## [EXERCISE BRIEF]
Filter these entries down to lines holding "avatar".

Web page and app entries
────────────────

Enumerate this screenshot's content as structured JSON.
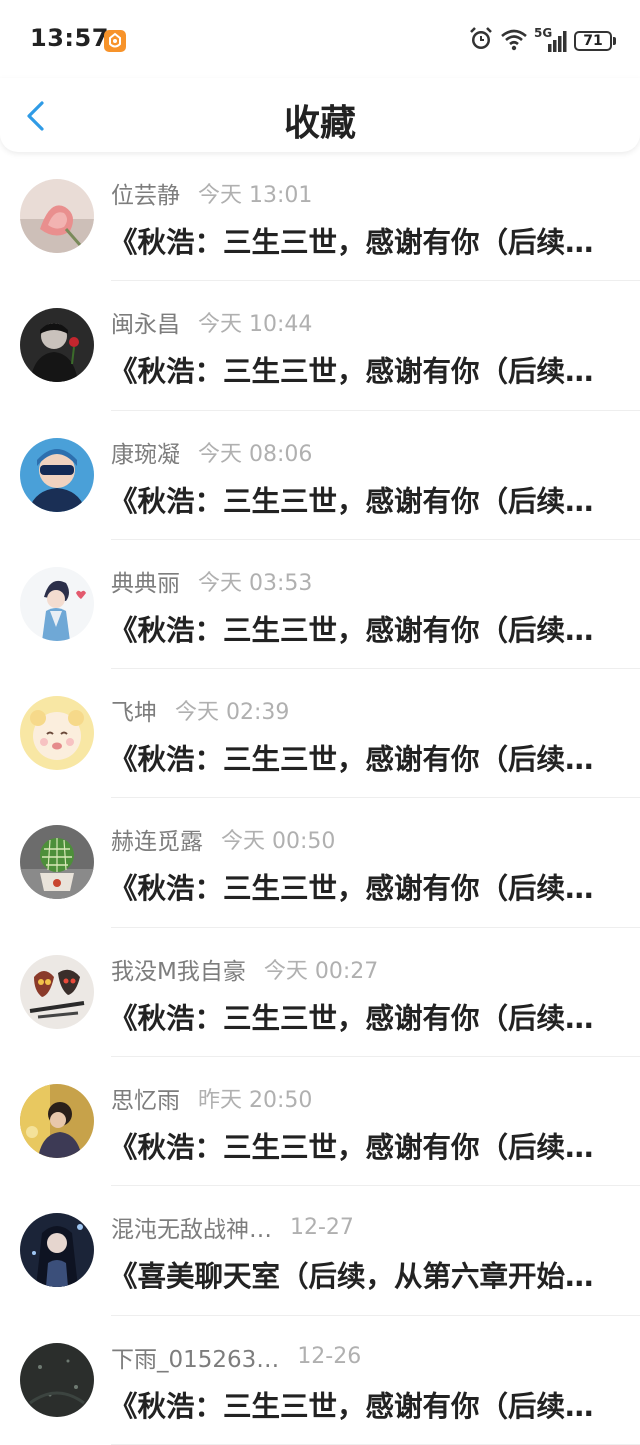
{
  "status_bar": {
    "time": "13:57",
    "network": "5G",
    "battery": "71"
  },
  "header": {
    "title": "收藏"
  },
  "items": [
    {
      "name": "位芸静",
      "time": "今天 13:01",
      "title": "《秋浩：三生三世，感谢有你（后续…",
      "avatar": "rose-flower-avatar"
    },
    {
      "name": "闽永昌",
      "time": "今天 10:44",
      "title": "《秋浩：三生三世，感谢有你（后续…",
      "avatar": "dark-figure-rose-avatar"
    },
    {
      "name": "康琬凝",
      "time": "今天 08:06",
      "title": "《秋浩：三生三世，感谢有你（后续…",
      "avatar": "boy-sunglasses-avatar"
    },
    {
      "name": "典典丽",
      "time": "今天 03:53",
      "title": "《秋浩：三生三世，感谢有你（后续…",
      "avatar": "anime-character-avatar"
    },
    {
      "name": "飞坤",
      "time": "今天 02:39",
      "title": "《秋浩：三生三世，感谢有你（后续…",
      "avatar": "cartoon-bear-avatar"
    },
    {
      "name": "赫连觅露",
      "time": "今天 00:50",
      "title": "《秋浩：三生三世，感谢有你（后续…",
      "avatar": "cactus-avatar"
    },
    {
      "name": "我没M我自豪",
      "time": "今天 00:27",
      "title": "《秋浩：三生三世，感谢有你（后续…",
      "avatar": "masks-weapons-avatar"
    },
    {
      "name": "思忆雨",
      "time": "昨天 20:50",
      "title": "《秋浩：三生三世，感谢有你（后续…",
      "avatar": "girl-photo-avatar"
    },
    {
      "name": "混沌无敌战神…",
      "time": "12-27",
      "title": "《喜美聊天室（后续，从第六章开始…",
      "avatar": "fantasy-warrior-avatar"
    },
    {
      "name": "下雨_015263…",
      "time": "12-26",
      "title": "《秋浩：三生三世，感谢有你（后续…",
      "avatar": "dark-rain-avatar"
    }
  ],
  "colors": {
    "accent": "#2f9be6",
    "name_text": "#7d7d7d",
    "time_text": "#b0b0b0",
    "title_text": "#222222",
    "app_badge": "#f7932a"
  }
}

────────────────

## [SOLUTION FOR THIS EXERCISE]
      "avatar": "rose-flower-avatar"
      "avatar": "dark-figure-rose-avatar"
      "avatar": "boy-sunglasses-avatar"
      "avatar": "anime-character-avatar"
      "avatar": "cartoon-bear-avatar"
      "avatar": "cactus-avatar"
      "avatar": "masks-weapons-avatar"
      "avatar": "girl-photo-avatar"
      "avatar": "fantasy-warrior-avatar"
      "avatar": "dark-rain-avatar"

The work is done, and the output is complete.